* **Prompt**
Copy each line of the entries below that contains the string "JSON".
Given records: Begin
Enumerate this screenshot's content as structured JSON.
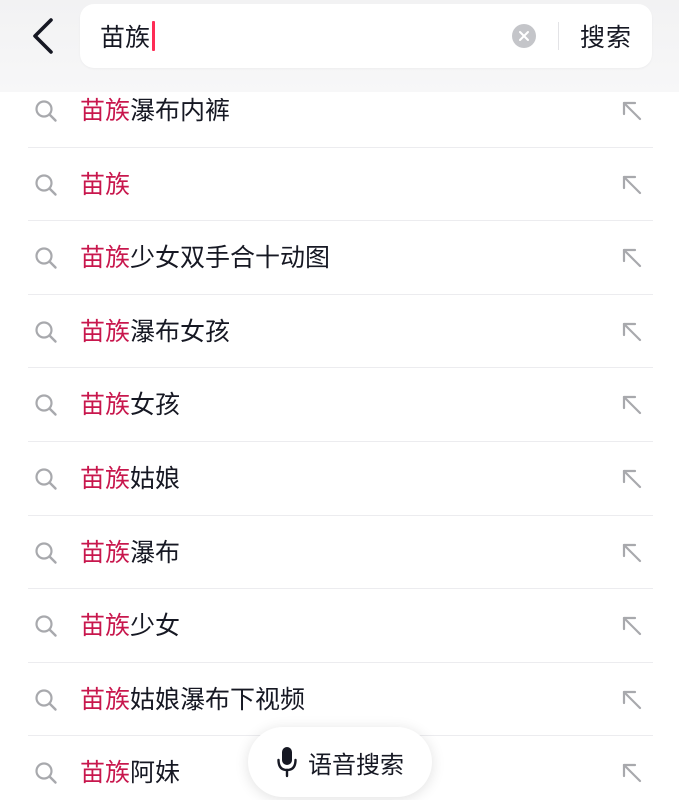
{
  "search": {
    "query": "苗族",
    "submit_label": "搜索"
  },
  "suggestions": [
    {
      "highlight": "苗族",
      "rest": "瀑布内裤"
    },
    {
      "highlight": "苗族",
      "rest": ""
    },
    {
      "highlight": "苗族",
      "rest": "少女双手合十动图"
    },
    {
      "highlight": "苗族",
      "rest": "瀑布女孩"
    },
    {
      "highlight": "苗族",
      "rest": "女孩"
    },
    {
      "highlight": "苗族",
      "rest": "姑娘"
    },
    {
      "highlight": "苗族",
      "rest": "瀑布"
    },
    {
      "highlight": "苗族",
      "rest": "少女"
    },
    {
      "highlight": "苗族",
      "rest": "姑娘瀑布下视频"
    },
    {
      "highlight": "苗族",
      "rest": "阿妹"
    }
  ],
  "voice": {
    "label": "语音搜索"
  },
  "icons": {
    "back": "chevron-left-icon",
    "clear": "clear-circle-icon",
    "suggest": "search-icon",
    "fill": "arrow-up-left-icon",
    "voice": "microphone-icon"
  },
  "colors": {
    "highlight": "#c8174d",
    "caret": "#fe2c55",
    "text": "#161823",
    "icon": "#a8a9ad"
  }
}
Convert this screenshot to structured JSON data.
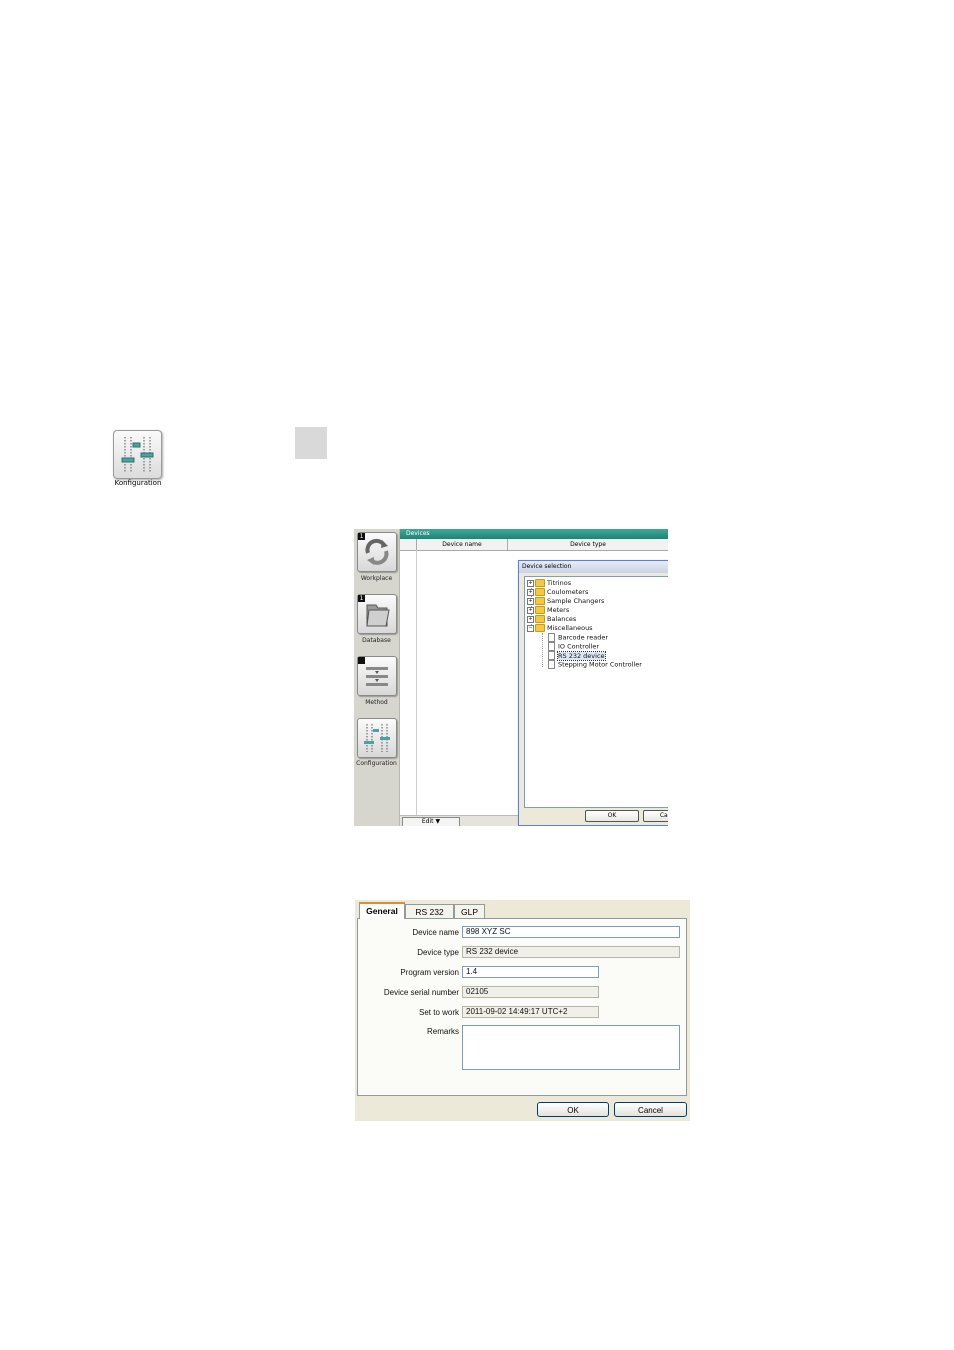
{
  "konfiguration": {
    "label": "Konfiguration",
    "icon": "sliders-icon"
  },
  "sidebar": {
    "items": [
      {
        "label": "Workplace",
        "badge": "1",
        "icon": "workplace-recycle-icon"
      },
      {
        "label": "Database",
        "badge": "1",
        "icon": "folder-icon"
      },
      {
        "label": "Method",
        "badge": "",
        "icon": "method-list-icon"
      },
      {
        "label": "Configuration",
        "badge": "",
        "icon": "sliders-icon"
      }
    ]
  },
  "devices": {
    "title": "Devices",
    "columns": [
      "Device name",
      "Device type"
    ],
    "edit_label": "Edit"
  },
  "device_selection": {
    "title": "Device selection",
    "close": "✕",
    "tree": [
      {
        "label": "Titrinos",
        "type": "folder"
      },
      {
        "label": "Coulometers",
        "type": "folder"
      },
      {
        "label": "Sample Changers",
        "type": "folder"
      },
      {
        "label": "Meters",
        "type": "folder"
      },
      {
        "label": "Balances",
        "type": "folder"
      },
      {
        "label": "Miscellaneous",
        "type": "folder",
        "expanded": true,
        "children": [
          {
            "label": "Barcode reader"
          },
          {
            "label": "IO Controller"
          },
          {
            "label": "RS 232 device",
            "selected": true
          },
          {
            "label": "Stepping Motor Controller"
          }
        ]
      }
    ],
    "ok": "OK",
    "cancel": "Cancel"
  },
  "properties": {
    "tabs": [
      "General",
      "RS 232",
      "GLP"
    ],
    "fields": {
      "device_name": {
        "label": "Device name",
        "value": "898 XYZ SC"
      },
      "device_type": {
        "label": "Device type",
        "value": "RS 232 device"
      },
      "program_version": {
        "label": "Program version",
        "value": "1.4"
      },
      "serial_number": {
        "label": "Device serial number",
        "value": "02105"
      },
      "set_to_work": {
        "label": "Set to work",
        "value": "2011-09-02 14:49:17 UTC+2"
      },
      "remarks": {
        "label": "Remarks",
        "value": ""
      }
    },
    "ok": "OK",
    "cancel": "Cancel"
  }
}
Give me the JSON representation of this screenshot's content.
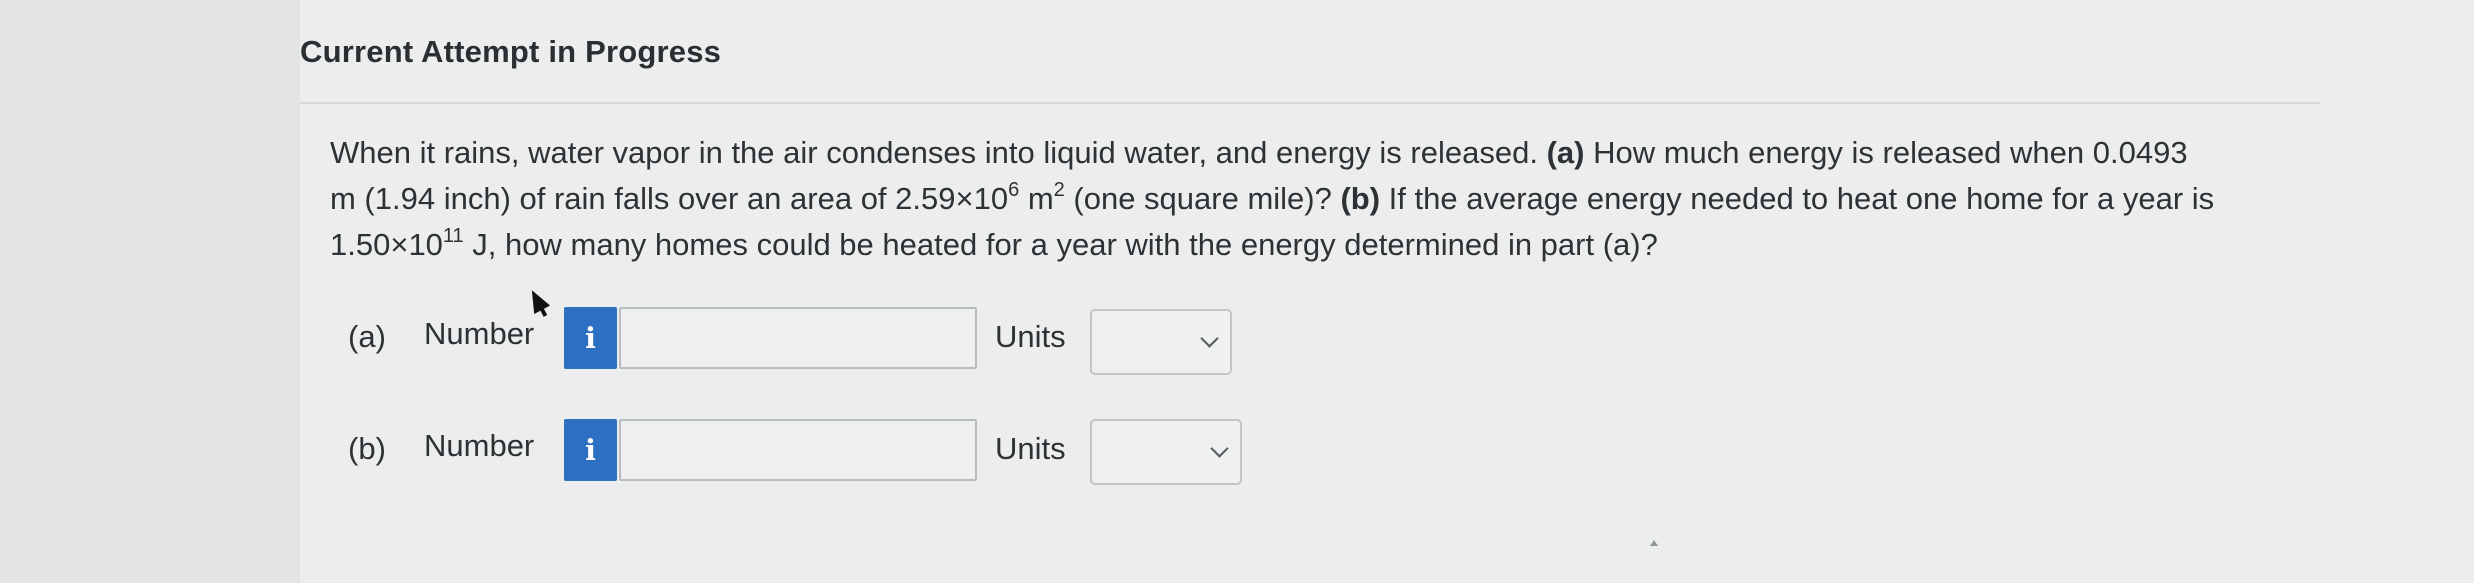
{
  "header": {
    "title": "Current Attempt in Progress"
  },
  "question": {
    "line1_pre": "When it rains, water vapor in the air condenses into liquid water, and energy is released. ",
    "label_a": "(a)",
    "line1_post": " How much energy is released when 0.0493",
    "line2_pre": "m (1.94 inch) of rain falls over an area of 2.59×10",
    "exp_area": "6",
    "line2_mid": " m",
    "exp_m": "2",
    "line2_post": " (one square mile)? ",
    "label_b": "(b)",
    "line2_tail": " If the average energy needed to heat one home for a year is",
    "line3_pre": "1.50×10",
    "exp_energy": "11",
    "line3_post": " J, how many homes could be heated for a year with the energy determined in part (a)?"
  },
  "answers": {
    "a": {
      "part_label": "(a)",
      "number_label": "Number",
      "info_glyph": "i",
      "number_value": "",
      "units_label": "Units",
      "units_value": ""
    },
    "b": {
      "part_label": "(b)",
      "number_label": "Number",
      "info_glyph": "i",
      "number_value": "",
      "units_label": "Units",
      "units_value": ""
    }
  },
  "colors": {
    "info_button": "#2d6fc1",
    "background": "#eceded",
    "text": "#2e3136"
  },
  "icons": {
    "info": "info-icon",
    "dropdown": "chevron-down-icon",
    "cursor": "mouse-pointer-icon"
  }
}
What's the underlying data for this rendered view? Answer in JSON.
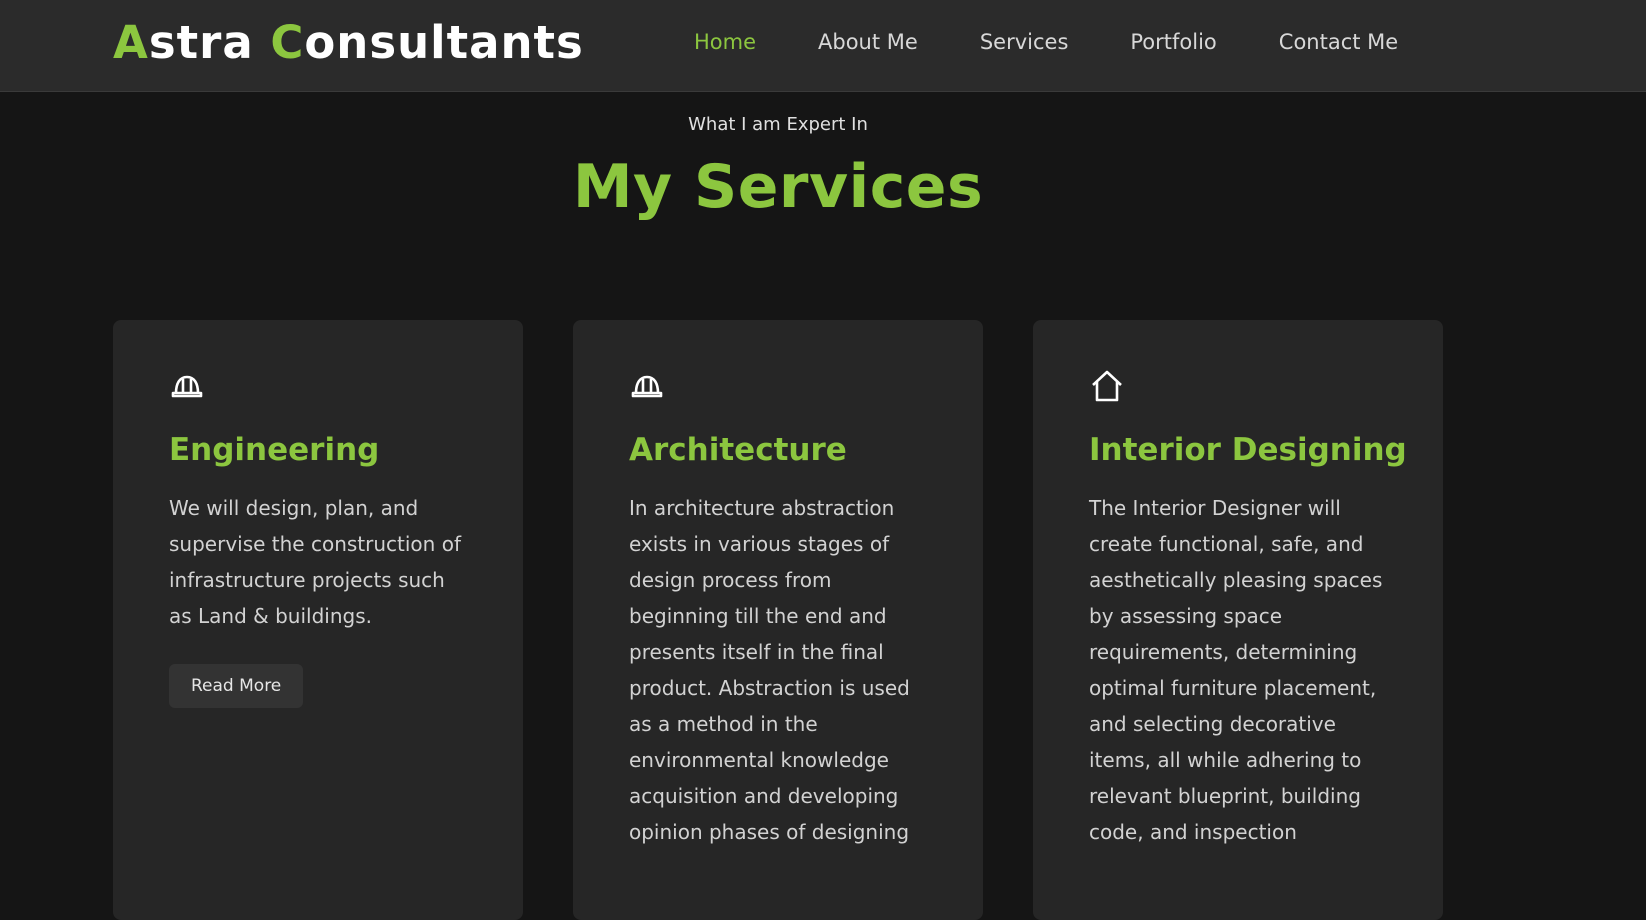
{
  "brand": {
    "first_initial": "A",
    "first_rest": "stra ",
    "second_initial": "C",
    "second_rest": "onsultants"
  },
  "nav": {
    "items": [
      {
        "label": "Home",
        "active": true
      },
      {
        "label": "About Me",
        "active": false
      },
      {
        "label": "Services",
        "active": false
      },
      {
        "label": "Portfolio",
        "active": false
      },
      {
        "label": "Contact Me",
        "active": false
      }
    ]
  },
  "section": {
    "subtitle": "What I am Expert In",
    "title": "My Services"
  },
  "cards": [
    {
      "icon": "hard-hat-icon",
      "title": "Engineering",
      "text": "We will design, plan, and supervise the construction of infrastructure projects such as Land & buildings.",
      "button": "Read More"
    },
    {
      "icon": "hard-hat-icon",
      "title": "Architecture",
      "text": "In architecture abstraction exists in various stages of design process from beginning till the end and presents itself in the final product. Abstraction is used as a method in the environmental knowledge acquisition and developing opinion phases of designing"
    },
    {
      "icon": "house-icon",
      "title": "Interior Designing",
      "text": "The Interior Designer will create functional, safe, and aesthetically pleasing spaces by assessing space requirements, determining optimal furniture placement, and selecting decorative items, all while adhering to relevant blueprint, building code, and inspection"
    }
  ],
  "colors": {
    "accent": "#8cc63f",
    "background": "#151515",
    "navbar": "#2b2b2b",
    "card": "#262626"
  }
}
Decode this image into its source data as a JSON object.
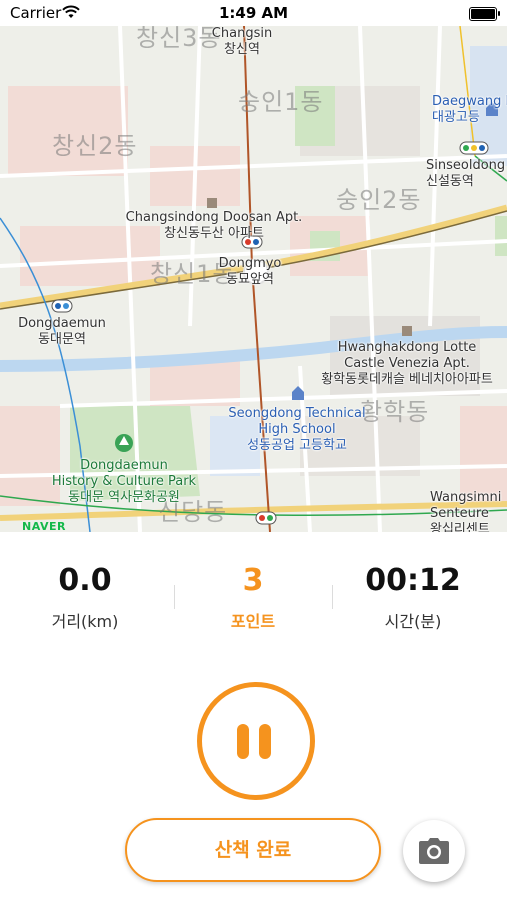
{
  "status_bar": {
    "carrier": "Carrier",
    "time": "1:49 AM"
  },
  "map": {
    "provider_logo": "NAVER",
    "districts": [
      "창신3동",
      "숭인1동",
      "창신2동",
      "숭인2동",
      "창신1동",
      "황학동",
      "신당동"
    ],
    "stations": {
      "changsin": {
        "en": "Changsin",
        "ko": "창신역"
      },
      "sinseoldong": {
        "en": "Sinseoldong",
        "ko": "신설동역"
      },
      "dongmyo": {
        "en": "Dongmyo",
        "ko": "동묘앞역"
      },
      "dongdaemun": {
        "en": "Dongdaemun",
        "ko": "동대문역"
      },
      "wangsimni": {
        "en": "Wangsimni",
        "sub": "Senteure",
        "ko": "왕십리센트"
      }
    },
    "places": {
      "doosan": {
        "en": "Changsindong Doosan Apt.",
        "ko": "창신동두산 아파트"
      },
      "hwanghak": {
        "en1": "Hwanghakdong Lotte",
        "en2": "Castle Venezia Apt.",
        "ko": "황학동롯데캐슬 베네치아아파트"
      },
      "seongdong": {
        "en1": "Seongdong Technical",
        "en2": "High School",
        "ko": "성동공업 고등학교"
      },
      "daegwang": {
        "en": "Daegwang H",
        "ko": "대광고등"
      },
      "ddp": {
        "en1": "Dongdaemun",
        "en2": "History & Culture Park",
        "ko": "동대문 역사문화공원"
      }
    }
  },
  "stats": {
    "distance": {
      "value": "0.0",
      "label": "거리(km)"
    },
    "points": {
      "value": "3",
      "label": "포인트"
    },
    "time": {
      "value": "00:12",
      "label": "시간(분)"
    }
  },
  "controls": {
    "finish_label": "산책 완료"
  },
  "colors": {
    "accent": "#f5931e"
  }
}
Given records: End
* **Solution**
Enumerate this screenshot's content as structured JSON.
Convert this screenshot to structured JSON data.
Give me the JSON representation of this screenshot's content.
What's the underlying data for this rendered view? Answer in JSON.
Decode this image into its source data as a JSON object.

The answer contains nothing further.